## EXERCISE OBJECTIVE
The answer must consist of every line from the data that holds "Blocked".

## INFORMATION
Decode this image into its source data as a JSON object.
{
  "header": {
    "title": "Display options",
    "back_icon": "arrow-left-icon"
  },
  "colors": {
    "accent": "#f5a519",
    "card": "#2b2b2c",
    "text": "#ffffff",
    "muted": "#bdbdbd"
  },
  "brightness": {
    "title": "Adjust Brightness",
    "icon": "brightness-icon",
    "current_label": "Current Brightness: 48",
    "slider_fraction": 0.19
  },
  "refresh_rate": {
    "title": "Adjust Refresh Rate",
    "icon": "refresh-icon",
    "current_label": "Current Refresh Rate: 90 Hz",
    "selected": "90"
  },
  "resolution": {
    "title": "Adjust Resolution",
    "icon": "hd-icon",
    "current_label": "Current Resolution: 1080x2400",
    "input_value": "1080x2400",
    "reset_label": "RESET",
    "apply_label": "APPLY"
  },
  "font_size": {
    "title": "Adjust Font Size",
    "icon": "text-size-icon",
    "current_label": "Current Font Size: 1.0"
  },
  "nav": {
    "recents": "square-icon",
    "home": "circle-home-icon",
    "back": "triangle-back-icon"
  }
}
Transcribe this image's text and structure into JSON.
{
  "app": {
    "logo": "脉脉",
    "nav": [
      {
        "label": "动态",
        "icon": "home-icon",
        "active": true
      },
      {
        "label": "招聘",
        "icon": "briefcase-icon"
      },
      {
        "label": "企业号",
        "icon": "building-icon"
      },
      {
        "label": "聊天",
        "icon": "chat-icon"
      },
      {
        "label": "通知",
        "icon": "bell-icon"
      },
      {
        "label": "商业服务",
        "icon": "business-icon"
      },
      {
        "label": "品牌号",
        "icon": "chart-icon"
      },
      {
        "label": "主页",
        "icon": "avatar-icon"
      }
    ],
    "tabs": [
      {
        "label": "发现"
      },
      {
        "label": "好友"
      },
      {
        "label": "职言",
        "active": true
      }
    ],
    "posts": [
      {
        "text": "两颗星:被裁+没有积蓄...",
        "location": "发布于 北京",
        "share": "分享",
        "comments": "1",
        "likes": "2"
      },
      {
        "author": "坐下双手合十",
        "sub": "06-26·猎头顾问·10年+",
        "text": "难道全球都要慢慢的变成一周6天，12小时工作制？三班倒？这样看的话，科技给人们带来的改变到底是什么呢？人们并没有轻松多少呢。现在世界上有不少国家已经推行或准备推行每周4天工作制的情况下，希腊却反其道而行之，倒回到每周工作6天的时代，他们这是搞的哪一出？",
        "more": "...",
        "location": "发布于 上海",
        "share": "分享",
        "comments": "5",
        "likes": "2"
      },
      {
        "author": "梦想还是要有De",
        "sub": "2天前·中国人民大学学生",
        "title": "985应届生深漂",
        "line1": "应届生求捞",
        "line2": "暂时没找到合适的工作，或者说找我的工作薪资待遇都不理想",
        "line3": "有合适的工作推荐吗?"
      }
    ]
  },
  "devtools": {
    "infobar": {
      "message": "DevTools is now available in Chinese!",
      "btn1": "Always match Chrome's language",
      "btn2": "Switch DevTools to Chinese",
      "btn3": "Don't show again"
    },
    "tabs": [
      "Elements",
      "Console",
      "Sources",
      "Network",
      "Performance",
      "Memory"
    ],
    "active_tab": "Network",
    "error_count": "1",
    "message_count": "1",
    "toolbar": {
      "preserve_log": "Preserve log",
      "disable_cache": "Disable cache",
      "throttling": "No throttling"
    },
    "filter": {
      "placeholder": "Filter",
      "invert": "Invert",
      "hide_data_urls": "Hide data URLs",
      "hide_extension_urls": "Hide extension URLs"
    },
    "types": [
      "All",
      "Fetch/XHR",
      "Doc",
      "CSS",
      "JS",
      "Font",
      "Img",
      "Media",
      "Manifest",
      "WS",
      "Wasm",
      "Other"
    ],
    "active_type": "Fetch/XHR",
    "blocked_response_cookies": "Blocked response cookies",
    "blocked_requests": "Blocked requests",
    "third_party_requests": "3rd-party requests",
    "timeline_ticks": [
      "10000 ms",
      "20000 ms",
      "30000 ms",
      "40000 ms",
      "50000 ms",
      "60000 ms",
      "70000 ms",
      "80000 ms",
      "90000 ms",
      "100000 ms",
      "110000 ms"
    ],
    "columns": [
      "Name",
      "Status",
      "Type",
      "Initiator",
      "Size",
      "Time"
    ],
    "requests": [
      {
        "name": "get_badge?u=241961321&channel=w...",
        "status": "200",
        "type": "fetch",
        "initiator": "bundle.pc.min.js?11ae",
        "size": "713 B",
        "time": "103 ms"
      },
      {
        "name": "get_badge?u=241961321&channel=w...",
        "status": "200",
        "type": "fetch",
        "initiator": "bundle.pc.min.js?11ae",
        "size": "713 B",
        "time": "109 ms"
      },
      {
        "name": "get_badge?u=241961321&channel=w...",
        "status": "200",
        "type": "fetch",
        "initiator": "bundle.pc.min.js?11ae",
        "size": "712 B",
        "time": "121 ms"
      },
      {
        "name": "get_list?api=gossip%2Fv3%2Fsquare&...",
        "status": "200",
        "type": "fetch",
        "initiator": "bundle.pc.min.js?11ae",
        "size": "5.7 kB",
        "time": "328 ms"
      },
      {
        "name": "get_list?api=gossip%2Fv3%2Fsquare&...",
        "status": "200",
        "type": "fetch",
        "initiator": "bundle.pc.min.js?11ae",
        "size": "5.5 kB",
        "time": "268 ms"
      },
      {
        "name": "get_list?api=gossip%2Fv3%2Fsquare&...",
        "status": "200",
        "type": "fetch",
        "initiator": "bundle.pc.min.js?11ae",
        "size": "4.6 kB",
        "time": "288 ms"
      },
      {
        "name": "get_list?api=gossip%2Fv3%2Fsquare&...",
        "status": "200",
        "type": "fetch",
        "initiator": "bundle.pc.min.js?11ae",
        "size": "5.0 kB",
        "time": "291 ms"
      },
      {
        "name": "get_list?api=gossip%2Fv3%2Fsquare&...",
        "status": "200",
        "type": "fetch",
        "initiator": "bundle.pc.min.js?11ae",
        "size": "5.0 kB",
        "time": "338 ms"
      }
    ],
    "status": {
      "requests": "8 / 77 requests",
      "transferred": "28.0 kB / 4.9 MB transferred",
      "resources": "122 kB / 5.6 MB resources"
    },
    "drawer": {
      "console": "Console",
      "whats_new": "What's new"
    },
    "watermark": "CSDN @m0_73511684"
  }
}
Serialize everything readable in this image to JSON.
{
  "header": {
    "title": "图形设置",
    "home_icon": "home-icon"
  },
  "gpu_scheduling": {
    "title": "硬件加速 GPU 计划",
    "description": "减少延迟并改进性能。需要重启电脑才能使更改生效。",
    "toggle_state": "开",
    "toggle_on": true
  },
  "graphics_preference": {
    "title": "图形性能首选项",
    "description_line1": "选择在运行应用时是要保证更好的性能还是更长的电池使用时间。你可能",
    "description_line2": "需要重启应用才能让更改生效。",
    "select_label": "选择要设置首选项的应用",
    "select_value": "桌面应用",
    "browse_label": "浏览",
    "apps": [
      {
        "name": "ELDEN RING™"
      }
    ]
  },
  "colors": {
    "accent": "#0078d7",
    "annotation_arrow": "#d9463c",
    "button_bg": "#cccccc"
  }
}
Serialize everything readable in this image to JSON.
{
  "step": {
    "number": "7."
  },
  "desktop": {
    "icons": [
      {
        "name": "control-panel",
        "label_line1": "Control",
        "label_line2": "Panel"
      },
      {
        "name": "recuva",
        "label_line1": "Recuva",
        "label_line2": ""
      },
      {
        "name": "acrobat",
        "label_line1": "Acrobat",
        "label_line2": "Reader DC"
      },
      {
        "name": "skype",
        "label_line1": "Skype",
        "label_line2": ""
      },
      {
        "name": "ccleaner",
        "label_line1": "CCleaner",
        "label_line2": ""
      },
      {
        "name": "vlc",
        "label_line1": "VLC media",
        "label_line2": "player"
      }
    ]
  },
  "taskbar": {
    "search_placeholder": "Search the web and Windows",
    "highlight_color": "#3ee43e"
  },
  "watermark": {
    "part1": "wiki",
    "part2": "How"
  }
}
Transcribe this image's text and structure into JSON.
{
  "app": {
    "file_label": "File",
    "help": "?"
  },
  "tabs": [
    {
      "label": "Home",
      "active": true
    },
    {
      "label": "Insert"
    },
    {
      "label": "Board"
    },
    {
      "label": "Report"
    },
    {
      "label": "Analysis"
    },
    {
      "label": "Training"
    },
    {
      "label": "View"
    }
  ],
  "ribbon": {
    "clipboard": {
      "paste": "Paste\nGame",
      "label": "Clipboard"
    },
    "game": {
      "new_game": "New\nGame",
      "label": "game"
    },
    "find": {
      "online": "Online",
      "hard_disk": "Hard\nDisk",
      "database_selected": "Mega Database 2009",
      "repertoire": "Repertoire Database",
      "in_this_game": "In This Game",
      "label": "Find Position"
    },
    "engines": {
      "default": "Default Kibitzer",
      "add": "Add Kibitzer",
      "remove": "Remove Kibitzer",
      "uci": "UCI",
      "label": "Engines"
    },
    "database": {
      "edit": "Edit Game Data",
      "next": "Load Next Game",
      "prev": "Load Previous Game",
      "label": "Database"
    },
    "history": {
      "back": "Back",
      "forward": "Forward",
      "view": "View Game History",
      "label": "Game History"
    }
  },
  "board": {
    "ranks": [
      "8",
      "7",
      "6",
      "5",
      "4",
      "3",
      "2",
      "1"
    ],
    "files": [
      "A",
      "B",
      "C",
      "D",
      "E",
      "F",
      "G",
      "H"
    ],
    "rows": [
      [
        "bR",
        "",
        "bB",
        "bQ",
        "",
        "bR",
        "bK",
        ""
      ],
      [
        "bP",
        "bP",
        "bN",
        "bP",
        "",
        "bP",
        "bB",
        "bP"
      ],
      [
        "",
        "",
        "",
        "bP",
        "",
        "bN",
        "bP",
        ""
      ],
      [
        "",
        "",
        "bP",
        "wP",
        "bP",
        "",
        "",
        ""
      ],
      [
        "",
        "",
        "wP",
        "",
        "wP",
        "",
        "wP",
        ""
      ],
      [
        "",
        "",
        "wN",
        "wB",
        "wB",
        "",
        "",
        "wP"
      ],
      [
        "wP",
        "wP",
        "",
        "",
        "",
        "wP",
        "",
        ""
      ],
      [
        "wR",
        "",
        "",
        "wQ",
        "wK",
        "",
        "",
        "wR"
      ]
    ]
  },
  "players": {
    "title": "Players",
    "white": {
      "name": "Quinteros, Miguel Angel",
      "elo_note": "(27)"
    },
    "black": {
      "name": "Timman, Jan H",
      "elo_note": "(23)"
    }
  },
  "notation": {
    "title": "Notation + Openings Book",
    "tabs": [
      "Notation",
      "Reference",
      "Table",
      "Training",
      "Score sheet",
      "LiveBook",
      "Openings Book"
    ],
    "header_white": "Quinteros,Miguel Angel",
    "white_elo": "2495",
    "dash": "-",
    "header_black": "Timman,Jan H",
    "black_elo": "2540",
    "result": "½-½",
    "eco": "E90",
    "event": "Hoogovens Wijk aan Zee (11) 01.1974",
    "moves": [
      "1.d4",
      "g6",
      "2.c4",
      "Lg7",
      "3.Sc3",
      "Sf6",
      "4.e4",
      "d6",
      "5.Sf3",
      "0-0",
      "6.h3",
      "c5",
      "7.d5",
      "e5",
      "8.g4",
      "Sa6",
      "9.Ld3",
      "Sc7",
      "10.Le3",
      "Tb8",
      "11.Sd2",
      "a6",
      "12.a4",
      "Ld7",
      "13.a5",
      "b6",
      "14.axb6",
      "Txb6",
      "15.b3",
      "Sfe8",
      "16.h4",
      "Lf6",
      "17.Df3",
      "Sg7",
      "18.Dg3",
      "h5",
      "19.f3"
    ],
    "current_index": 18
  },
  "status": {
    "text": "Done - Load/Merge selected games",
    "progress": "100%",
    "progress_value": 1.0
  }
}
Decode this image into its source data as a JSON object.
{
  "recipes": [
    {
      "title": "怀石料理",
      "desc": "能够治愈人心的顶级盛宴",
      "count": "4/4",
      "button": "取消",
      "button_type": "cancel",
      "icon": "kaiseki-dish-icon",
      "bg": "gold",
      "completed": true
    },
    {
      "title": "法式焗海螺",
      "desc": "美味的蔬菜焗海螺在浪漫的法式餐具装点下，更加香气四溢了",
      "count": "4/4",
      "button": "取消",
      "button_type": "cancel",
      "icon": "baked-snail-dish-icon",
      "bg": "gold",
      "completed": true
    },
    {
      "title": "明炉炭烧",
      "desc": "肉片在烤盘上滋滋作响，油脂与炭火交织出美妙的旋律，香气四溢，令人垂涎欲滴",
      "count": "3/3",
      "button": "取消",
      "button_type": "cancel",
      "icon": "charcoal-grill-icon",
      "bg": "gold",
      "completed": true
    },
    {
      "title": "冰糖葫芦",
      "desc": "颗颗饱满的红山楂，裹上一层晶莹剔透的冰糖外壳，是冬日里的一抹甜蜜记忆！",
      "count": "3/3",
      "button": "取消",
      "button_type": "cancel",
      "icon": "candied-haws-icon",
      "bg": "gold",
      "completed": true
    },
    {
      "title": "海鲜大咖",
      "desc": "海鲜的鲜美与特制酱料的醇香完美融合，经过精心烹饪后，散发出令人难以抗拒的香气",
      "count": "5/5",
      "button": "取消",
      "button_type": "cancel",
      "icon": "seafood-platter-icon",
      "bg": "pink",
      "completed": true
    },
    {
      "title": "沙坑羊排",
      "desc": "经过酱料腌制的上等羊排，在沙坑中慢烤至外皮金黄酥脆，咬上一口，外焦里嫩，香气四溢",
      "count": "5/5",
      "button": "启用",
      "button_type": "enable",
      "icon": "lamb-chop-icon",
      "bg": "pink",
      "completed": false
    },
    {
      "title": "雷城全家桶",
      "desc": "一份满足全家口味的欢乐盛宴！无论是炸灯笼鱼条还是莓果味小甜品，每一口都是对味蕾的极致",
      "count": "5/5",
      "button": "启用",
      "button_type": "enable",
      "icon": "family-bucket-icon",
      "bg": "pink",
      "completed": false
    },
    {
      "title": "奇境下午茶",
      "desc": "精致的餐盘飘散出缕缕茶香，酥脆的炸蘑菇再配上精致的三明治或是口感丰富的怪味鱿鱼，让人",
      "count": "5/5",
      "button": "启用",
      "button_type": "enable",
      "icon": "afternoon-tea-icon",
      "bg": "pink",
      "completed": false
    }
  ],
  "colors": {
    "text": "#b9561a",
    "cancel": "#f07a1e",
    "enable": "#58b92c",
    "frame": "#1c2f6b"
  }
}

## RESULT BELOW
    "blocked_response_cookies": "Blocked response cookies",
    "blocked_requests": "Blocked requests",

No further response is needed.